Records provided section start

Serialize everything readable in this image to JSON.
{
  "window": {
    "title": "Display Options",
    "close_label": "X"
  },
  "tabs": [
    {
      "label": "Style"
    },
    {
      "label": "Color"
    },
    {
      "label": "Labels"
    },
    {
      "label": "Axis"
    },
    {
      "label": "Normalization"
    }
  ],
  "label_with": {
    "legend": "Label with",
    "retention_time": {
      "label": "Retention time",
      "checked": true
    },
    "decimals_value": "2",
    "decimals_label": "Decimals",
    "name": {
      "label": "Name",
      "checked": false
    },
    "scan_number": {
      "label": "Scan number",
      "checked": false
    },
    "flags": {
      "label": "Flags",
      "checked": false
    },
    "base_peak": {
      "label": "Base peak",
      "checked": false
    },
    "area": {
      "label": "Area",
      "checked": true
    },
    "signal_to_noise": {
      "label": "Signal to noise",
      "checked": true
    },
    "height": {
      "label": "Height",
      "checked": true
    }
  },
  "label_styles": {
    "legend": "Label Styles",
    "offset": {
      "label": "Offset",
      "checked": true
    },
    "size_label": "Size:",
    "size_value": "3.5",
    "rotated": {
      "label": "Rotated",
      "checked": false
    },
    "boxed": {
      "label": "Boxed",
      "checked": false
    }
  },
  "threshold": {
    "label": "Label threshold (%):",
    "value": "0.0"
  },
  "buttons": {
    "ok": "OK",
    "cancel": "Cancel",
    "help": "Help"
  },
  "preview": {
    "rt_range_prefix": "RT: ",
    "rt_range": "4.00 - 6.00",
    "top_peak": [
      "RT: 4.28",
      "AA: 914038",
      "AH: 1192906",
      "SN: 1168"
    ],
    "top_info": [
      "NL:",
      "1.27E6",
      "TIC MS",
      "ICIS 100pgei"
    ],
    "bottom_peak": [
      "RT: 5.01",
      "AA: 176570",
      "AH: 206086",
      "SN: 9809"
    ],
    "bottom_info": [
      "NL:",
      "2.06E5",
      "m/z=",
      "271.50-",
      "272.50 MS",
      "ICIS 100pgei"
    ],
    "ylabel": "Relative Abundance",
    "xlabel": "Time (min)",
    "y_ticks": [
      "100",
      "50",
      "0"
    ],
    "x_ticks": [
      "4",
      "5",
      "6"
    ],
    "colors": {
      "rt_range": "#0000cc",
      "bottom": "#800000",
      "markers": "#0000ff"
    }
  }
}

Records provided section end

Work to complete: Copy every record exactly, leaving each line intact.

Solution for this problem:
Serialize everything readable in this image to JSON.
{
  "window": {
    "title": "Display Options",
    "close_label": "X"
  },
  "tabs": [
    {
      "label": "Style"
    },
    {
      "label": "Color"
    },
    {
      "label": "Labels"
    },
    {
      "label": "Axis"
    },
    {
      "label": "Normalization"
    }
  ],
  "label_with": {
    "legend": "Label with",
    "retention_time": {
      "label": "Retention time",
      "checked": true
    },
    "decimals_value": "2",
    "decimals_label": "Decimals",
    "name": {
      "label": "Name",
      "checked": false
    },
    "scan_number": {
      "label": "Scan number",
      "checked": false
    },
    "flags": {
      "label": "Flags",
      "checked": false
    },
    "base_peak": {
      "label": "Base peak",
      "checked": false
    },
    "area": {
      "label": "Area",
      "checked": true
    },
    "signal_to_noise": {
      "label": "Signal to noise",
      "checked": true
    },
    "height": {
      "label": "Height",
      "checked": true
    }
  },
  "label_styles": {
    "legend": "Label Styles",
    "offset": {
      "label": "Offset",
      "checked": true
    },
    "size_label": "Size:",
    "size_value": "3.5",
    "rotated": {
      "label": "Rotated",
      "checked": false
    },
    "boxed": {
      "label": "Boxed",
      "checked": false
    }
  },
  "threshold": {
    "label": "Label threshold (%):",
    "value": "0.0"
  },
  "buttons": {
    "ok": "OK",
    "cancel": "Cancel",
    "help": "Help"
  },
  "preview": {
    "rt_range_prefix": "RT: ",
    "rt_range": "4.00 - 6.00",
    "top_peak": [
      "RT: 4.28",
      "AA: 914038",
      "AH: 1192906",
      "SN: 1168"
    ],
    "top_info": [
      "NL:",
      "1.27E6",
      "TIC MS",
      "ICIS 100pgei"
    ],
    "bottom_peak": [
      "RT: 5.01",
      "AA: 176570",
      "AH: 206086",
      "SN: 9809"
    ],
    "bottom_info": [
      "NL:",
      "2.06E5",
      "m/z=",
      "271.50-",
      "272.50 MS",
      "ICIS 100pgei"
    ],
    "ylabel": "Relative Abundance",
    "xlabel": "Time (min)",
    "y_ticks": [
      "100",
      "50",
      "0"
    ],
    "x_ticks": [
      "4",
      "5",
      "6"
    ],
    "colors": {
      "rt_range": "#0000cc",
      "bottom": "#800000",
      "markers": "#0000ff"
    }
  }
}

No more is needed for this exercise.